[Dataset rows for apps and sites]
=== Section Start ===

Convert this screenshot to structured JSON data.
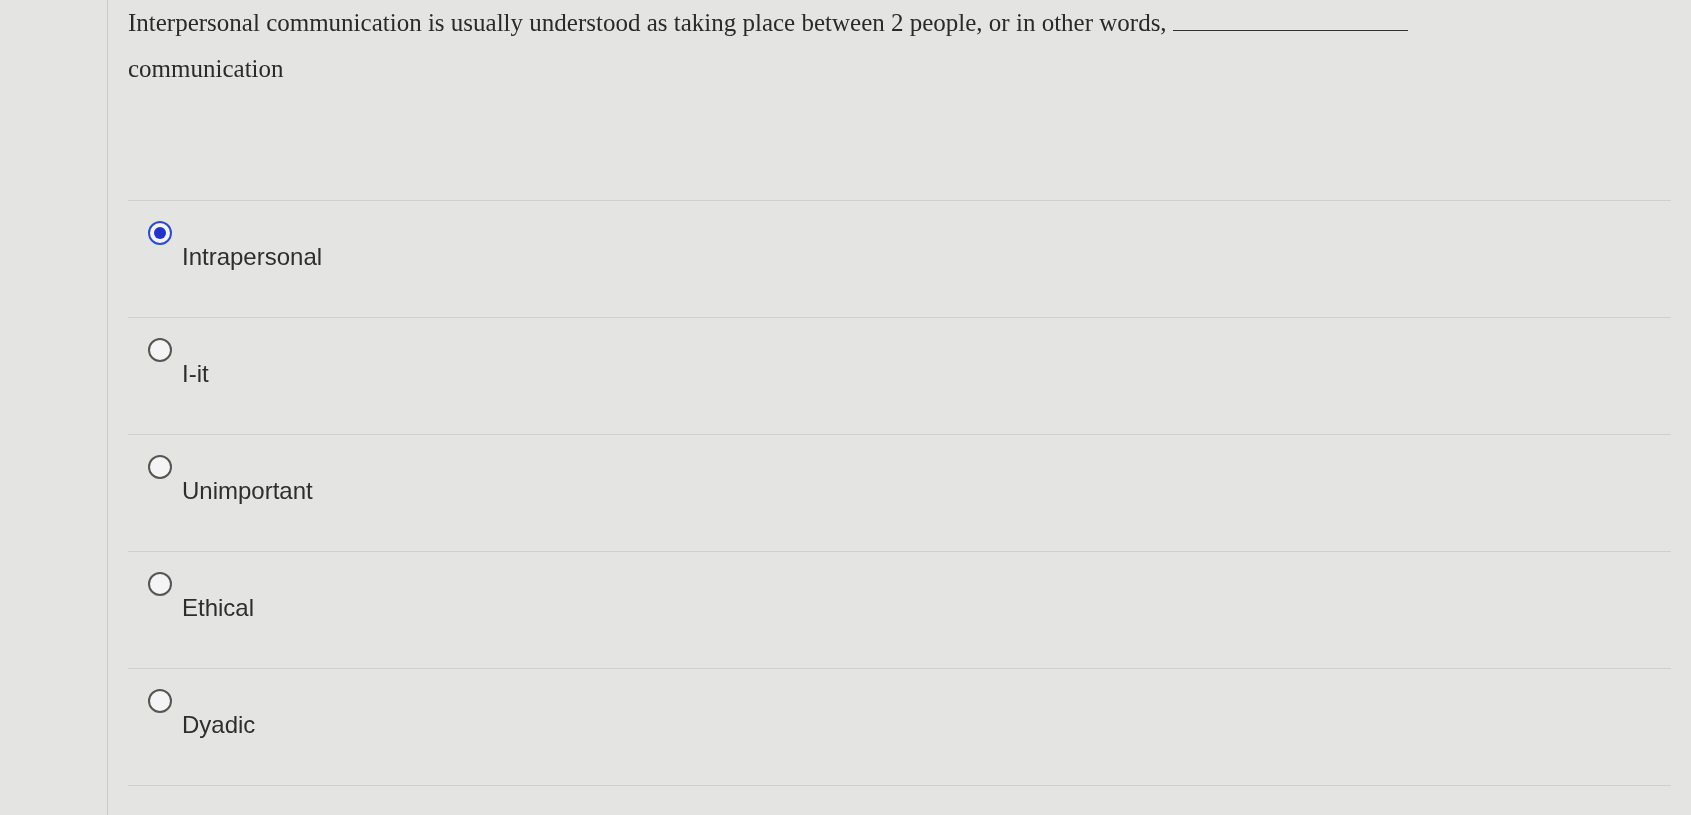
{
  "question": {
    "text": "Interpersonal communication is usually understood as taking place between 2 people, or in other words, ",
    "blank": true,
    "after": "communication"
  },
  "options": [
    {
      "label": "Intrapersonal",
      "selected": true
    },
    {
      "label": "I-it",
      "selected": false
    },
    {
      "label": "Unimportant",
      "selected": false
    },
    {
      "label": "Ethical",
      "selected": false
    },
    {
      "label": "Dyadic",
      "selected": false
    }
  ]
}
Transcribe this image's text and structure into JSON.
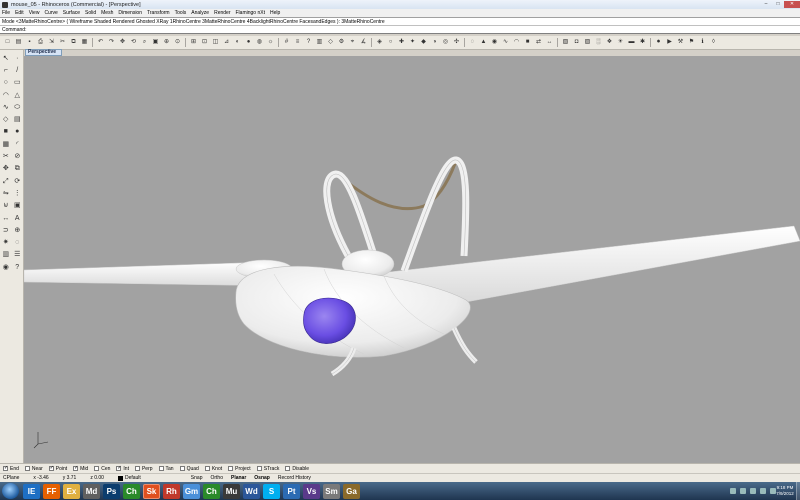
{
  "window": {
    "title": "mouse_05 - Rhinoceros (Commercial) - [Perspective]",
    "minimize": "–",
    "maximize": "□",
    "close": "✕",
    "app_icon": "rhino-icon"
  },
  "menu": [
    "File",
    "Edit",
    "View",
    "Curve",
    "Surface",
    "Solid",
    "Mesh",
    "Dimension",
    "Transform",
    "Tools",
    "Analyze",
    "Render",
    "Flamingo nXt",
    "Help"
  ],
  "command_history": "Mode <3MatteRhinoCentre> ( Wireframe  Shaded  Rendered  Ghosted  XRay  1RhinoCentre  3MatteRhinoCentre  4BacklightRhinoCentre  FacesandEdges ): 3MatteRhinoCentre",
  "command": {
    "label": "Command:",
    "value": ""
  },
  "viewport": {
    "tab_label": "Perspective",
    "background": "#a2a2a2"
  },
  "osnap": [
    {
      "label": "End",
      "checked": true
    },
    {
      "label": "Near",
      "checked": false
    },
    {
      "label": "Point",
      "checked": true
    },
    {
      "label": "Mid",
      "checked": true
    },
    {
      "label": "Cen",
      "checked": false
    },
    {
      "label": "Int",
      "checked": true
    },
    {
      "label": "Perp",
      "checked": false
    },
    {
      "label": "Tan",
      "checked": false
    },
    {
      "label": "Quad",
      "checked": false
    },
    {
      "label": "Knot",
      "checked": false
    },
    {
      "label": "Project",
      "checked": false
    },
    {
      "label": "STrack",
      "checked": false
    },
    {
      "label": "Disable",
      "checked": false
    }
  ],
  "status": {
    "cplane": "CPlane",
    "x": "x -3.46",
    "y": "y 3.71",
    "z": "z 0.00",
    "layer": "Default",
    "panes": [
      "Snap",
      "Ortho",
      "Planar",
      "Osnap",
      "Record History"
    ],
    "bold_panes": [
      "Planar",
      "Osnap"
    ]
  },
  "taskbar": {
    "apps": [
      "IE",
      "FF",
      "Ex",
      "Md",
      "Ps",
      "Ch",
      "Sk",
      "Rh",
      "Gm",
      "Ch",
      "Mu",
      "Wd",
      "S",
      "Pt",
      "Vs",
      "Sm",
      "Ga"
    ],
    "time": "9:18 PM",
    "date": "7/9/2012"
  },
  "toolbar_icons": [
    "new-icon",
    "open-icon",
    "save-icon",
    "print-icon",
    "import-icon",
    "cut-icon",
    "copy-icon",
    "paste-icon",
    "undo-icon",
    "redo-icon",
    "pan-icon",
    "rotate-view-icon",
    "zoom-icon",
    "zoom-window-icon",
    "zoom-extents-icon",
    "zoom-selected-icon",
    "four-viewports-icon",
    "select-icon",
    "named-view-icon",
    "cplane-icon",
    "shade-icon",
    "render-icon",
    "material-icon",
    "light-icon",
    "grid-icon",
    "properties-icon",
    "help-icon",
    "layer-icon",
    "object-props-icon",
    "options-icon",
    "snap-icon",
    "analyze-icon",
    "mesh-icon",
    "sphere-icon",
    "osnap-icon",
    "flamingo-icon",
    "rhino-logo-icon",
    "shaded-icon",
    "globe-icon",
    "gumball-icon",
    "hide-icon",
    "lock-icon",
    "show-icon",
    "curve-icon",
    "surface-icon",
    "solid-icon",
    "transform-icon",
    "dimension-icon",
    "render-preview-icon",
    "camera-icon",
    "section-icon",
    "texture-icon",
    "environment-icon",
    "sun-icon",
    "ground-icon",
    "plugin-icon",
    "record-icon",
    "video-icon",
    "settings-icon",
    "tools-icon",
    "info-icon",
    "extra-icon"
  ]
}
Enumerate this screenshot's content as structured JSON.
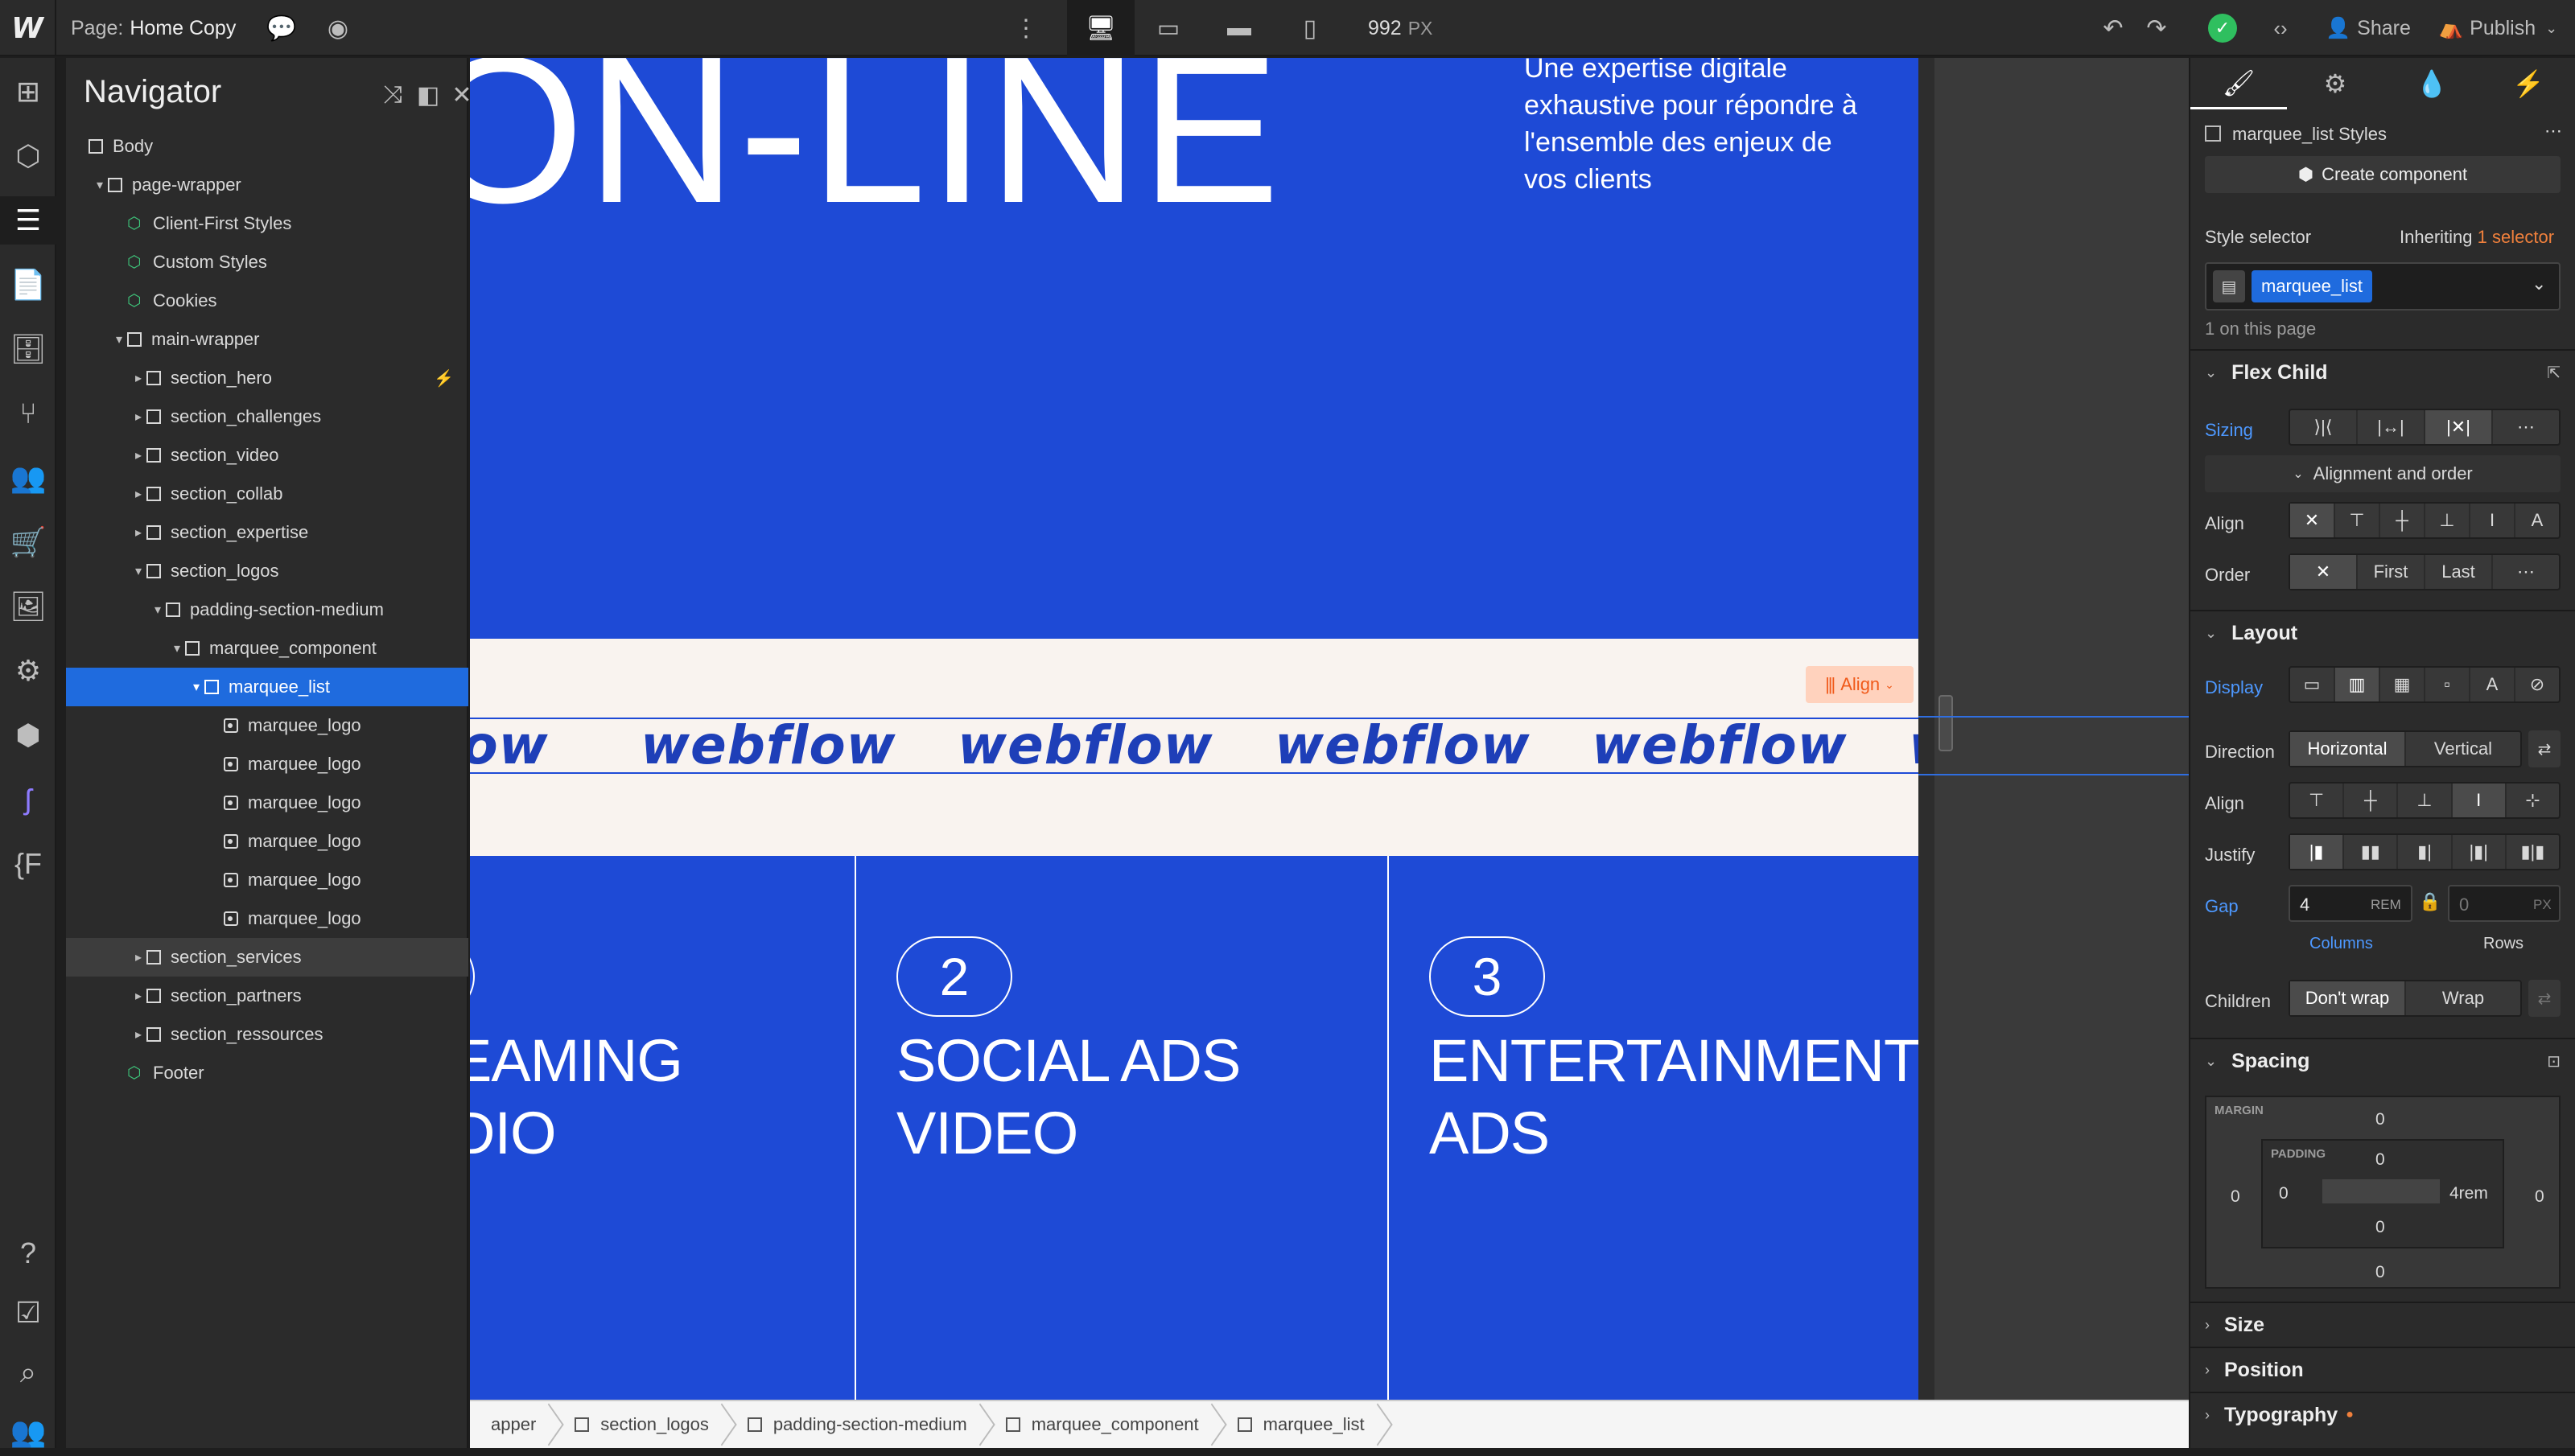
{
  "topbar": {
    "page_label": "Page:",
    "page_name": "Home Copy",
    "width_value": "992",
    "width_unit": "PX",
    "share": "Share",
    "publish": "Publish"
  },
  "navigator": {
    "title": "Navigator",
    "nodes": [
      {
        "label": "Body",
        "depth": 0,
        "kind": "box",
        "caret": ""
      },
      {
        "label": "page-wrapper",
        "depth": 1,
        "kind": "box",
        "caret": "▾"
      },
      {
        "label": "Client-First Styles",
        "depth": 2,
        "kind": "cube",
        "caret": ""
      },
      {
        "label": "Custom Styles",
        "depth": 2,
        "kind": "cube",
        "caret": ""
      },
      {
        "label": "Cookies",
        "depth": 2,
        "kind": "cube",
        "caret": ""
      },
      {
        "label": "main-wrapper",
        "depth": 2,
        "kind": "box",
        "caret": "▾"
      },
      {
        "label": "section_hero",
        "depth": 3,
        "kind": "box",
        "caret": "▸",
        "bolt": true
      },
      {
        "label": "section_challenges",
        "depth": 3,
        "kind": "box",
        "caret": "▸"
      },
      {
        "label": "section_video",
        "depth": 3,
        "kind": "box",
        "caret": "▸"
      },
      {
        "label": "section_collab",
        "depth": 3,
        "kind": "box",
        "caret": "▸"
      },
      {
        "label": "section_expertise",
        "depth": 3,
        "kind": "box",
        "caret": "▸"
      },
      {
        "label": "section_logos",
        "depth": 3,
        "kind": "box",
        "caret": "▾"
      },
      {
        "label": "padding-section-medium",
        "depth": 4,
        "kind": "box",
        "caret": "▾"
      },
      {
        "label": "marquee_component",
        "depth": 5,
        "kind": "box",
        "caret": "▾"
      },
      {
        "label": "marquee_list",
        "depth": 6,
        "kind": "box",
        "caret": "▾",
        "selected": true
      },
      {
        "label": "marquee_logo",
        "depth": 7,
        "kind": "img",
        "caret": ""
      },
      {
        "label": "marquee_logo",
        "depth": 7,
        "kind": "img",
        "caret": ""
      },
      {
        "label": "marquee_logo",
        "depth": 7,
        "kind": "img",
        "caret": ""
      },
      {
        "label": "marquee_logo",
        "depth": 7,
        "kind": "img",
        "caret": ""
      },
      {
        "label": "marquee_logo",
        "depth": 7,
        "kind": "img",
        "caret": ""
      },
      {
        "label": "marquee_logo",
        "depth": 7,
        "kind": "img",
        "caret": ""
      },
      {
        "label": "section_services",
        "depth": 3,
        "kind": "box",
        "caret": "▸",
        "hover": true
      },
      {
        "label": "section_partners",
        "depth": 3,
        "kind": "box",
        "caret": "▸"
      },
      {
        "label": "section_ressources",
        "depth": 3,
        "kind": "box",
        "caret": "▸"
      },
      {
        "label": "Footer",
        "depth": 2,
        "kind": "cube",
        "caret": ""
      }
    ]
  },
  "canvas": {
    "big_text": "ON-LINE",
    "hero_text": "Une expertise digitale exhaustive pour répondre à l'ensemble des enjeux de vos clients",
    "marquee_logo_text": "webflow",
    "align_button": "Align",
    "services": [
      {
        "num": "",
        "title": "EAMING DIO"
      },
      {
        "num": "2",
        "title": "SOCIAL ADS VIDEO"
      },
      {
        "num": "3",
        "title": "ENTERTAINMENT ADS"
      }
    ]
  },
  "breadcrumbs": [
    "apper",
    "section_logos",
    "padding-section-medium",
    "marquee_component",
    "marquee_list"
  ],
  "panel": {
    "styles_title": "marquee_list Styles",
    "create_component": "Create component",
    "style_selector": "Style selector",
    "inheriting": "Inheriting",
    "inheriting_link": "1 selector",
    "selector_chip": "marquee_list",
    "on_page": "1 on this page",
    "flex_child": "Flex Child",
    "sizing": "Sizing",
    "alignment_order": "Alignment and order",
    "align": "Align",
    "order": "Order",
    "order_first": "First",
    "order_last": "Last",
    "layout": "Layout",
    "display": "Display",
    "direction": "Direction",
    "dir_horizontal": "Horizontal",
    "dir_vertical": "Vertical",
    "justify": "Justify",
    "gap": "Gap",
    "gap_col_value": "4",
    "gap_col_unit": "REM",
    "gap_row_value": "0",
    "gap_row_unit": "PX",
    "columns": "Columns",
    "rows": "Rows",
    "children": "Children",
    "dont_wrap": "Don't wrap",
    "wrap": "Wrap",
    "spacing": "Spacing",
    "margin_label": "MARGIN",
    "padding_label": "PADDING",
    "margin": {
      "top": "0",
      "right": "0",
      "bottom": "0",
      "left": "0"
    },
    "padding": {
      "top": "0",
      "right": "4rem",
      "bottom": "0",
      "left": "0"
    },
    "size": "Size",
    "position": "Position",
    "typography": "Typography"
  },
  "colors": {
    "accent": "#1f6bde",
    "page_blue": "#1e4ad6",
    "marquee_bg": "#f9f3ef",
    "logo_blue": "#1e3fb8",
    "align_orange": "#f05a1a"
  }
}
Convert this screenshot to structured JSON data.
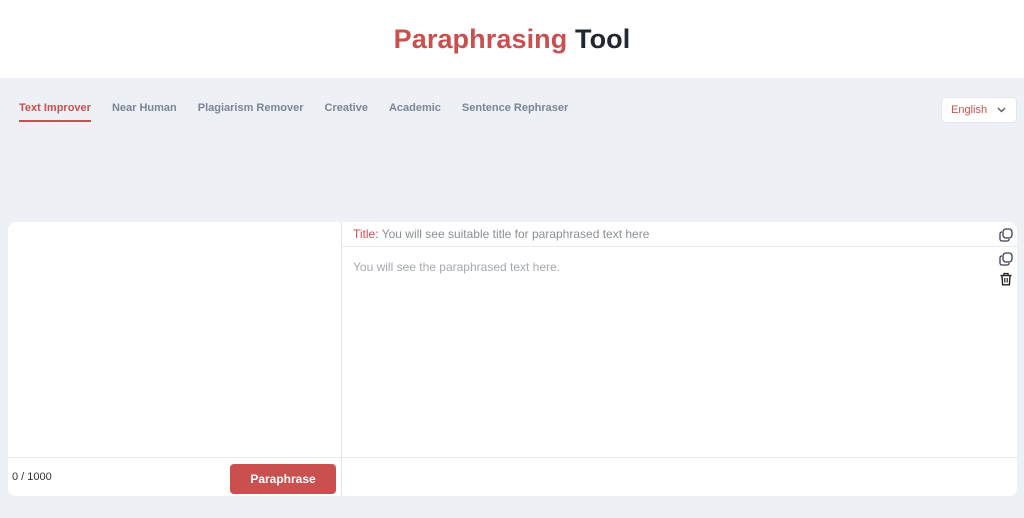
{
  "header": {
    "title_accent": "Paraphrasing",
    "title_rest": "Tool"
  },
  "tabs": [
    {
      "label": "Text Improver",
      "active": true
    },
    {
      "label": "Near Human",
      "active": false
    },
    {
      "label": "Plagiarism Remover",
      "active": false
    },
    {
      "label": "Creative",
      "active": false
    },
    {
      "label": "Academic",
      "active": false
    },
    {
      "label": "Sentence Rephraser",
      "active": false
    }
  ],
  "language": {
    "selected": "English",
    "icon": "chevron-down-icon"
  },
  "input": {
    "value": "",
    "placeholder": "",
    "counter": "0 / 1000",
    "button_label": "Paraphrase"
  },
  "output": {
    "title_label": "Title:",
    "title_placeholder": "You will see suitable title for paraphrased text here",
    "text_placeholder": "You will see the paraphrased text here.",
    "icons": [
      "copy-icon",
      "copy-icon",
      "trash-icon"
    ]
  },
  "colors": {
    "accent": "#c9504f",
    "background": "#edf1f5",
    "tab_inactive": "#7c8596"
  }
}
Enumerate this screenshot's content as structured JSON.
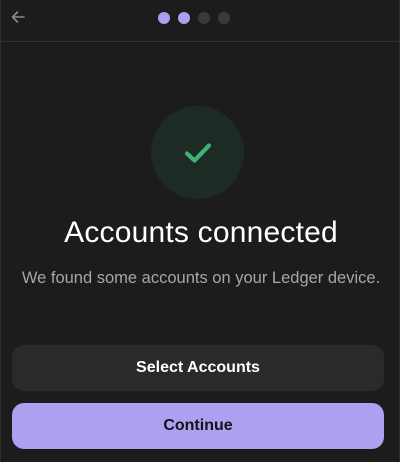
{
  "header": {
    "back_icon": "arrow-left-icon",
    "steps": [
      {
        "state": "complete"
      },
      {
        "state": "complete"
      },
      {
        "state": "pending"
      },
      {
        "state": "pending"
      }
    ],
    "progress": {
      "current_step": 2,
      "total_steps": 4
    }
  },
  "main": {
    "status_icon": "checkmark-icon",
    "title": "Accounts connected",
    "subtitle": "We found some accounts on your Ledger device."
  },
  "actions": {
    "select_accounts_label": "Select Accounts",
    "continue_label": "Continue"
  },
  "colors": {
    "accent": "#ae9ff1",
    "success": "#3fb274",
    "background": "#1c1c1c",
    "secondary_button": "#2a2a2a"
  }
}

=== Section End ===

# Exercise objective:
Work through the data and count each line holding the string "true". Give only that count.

# Exercise result:
10